WB to support medical sector in Egypt with bold plan (Photo: Reuters)
Egypt and the World Bank (WB) are embarking on a joint project that aims to facilitate and speed up the implementation of a national universal health insurance programme that was started earlier this year.
On 16 June, the WB announced that its Board of Executive Directors had approved providing $400 million to support Egypt’s transformational Universal Health Insurance System (UHIS), which aims to serve as “as the country’s pathway to achieving universal health coverage and improving the health outcomes of its citizens.”
According to a telephone interview with Maria Wes, Egypt country director at the WB, and Amr AlShalakany, a WB healthcare expert, the project’s objective is to help Egypt achieve long-term stability in health financing with less dependence on state budget and less exposure to economic fluctuations.
The project is launched in acknowledgement of the fact that disparities still persist despite the significant improvement that Egypt has been making in its health outcomes.
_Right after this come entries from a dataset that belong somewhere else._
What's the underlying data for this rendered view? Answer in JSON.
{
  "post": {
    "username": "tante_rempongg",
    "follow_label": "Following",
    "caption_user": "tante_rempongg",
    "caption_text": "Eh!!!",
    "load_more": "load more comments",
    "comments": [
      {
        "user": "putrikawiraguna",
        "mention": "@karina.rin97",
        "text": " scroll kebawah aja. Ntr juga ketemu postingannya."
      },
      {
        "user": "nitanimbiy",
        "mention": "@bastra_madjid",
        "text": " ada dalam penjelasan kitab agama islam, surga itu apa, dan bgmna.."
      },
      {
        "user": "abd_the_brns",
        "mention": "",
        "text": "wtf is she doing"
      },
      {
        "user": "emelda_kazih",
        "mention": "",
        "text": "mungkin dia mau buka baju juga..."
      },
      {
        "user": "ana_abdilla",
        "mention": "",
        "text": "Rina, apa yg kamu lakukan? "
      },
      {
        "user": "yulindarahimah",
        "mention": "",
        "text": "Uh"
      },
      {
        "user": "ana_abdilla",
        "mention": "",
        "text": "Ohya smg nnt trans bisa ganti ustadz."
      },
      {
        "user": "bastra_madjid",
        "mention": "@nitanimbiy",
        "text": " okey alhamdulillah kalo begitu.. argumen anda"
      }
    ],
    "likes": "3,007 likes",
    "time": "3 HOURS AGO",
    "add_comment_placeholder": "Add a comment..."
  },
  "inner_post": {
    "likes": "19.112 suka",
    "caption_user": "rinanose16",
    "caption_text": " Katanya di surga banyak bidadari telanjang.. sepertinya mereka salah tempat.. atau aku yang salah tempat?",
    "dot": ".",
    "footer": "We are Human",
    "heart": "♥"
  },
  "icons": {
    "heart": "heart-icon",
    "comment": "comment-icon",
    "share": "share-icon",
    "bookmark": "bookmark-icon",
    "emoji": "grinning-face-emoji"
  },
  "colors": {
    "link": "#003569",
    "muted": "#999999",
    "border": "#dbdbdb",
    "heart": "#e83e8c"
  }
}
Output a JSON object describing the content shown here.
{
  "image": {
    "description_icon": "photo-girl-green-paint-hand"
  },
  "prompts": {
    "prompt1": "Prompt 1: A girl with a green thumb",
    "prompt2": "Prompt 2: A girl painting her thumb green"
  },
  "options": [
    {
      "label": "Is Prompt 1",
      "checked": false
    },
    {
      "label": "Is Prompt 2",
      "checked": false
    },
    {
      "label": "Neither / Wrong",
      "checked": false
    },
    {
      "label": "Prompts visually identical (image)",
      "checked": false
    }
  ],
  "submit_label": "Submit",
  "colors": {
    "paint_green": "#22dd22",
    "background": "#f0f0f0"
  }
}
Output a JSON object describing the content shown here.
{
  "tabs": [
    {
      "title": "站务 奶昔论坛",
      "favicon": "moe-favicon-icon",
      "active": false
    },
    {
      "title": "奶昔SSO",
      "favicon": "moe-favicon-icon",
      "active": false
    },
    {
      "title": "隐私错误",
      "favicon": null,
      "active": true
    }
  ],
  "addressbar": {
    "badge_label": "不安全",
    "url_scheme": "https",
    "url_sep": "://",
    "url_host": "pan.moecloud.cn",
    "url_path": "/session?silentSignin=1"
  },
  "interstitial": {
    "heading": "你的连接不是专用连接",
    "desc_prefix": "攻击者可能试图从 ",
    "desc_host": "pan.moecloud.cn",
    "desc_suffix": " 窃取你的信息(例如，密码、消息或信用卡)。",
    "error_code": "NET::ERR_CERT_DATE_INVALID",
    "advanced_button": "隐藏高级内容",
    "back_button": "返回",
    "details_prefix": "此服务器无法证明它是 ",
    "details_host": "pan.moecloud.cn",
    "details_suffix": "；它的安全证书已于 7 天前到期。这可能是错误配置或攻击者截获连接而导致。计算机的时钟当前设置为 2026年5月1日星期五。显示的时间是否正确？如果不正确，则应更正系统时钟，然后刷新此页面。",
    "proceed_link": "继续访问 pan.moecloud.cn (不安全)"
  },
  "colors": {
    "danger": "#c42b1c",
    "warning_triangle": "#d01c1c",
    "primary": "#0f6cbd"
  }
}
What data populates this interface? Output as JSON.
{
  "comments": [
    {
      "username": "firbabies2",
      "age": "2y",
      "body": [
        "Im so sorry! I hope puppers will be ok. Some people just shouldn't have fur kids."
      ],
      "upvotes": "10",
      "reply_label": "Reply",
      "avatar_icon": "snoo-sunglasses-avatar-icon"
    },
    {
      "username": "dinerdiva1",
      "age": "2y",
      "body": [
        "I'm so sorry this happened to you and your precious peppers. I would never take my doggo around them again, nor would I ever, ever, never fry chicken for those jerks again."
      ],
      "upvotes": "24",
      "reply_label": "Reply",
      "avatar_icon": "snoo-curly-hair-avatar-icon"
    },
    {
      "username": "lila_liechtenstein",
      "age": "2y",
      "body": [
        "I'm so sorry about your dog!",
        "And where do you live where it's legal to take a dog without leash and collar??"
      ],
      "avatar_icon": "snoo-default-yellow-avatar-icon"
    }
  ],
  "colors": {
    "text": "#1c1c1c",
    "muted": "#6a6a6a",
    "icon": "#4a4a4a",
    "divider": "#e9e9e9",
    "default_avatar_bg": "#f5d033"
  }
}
It is also based on the fact that despite an improving economic performance, Egypt still has one of the lowest government health expenditures per GDP in the region and one of the highest out-of-pocket expenditure rates.
Maria Wes, Egypt country director at the WB
According to Wes, with a growing population and an increasing life expectancy for women and men in Egypt, it is expected that the demand for healthcare services will be on the rise, and that economically disadvantaged groups, like women and citizens in remote areas, will have to come to the government to access this healthcare, which ranges from access to family planning to the treatment of non-communicable diseases.
Fixing the resources to finance the UHIS is a top priority for the joint work of the WB and the Egyptian government. Essentially, the project aims to spare the budget by securing financing from contributions and premiums, taxes (including road fees, car licensing and tobacco taxes) and copayments by beneficaries at the point of service.
This said, Wes stressed that, as would be the case anywhere in the world, there is no fast fix for the ailments of the healthcare system in Egypt. This, she said, is a typically long reform process that is complicated and takes years.
However, Wes said that while it is strictly up to the government to fully reach out to the most disadvantage groups, it would be purposeful for the UHIS to incorporate the private sector as part of accelerating wider coverage for all.
Essentially, the inclusion of the private sector, Wes argued, would attract larger segments of the population that would otherwise be hesitant to subscribe to the UHIS if it is only operated through public hosptials.
Moreover, Wes added that the inclusion of the private sector inevitably creates competition and promotes best practices.
She said that the government will be the decision-maker on the rules of inclusion of the private sector in the UHIS through benefit packages and pricing systems, to make the things equally attractive to the private sector and the recipients of the services.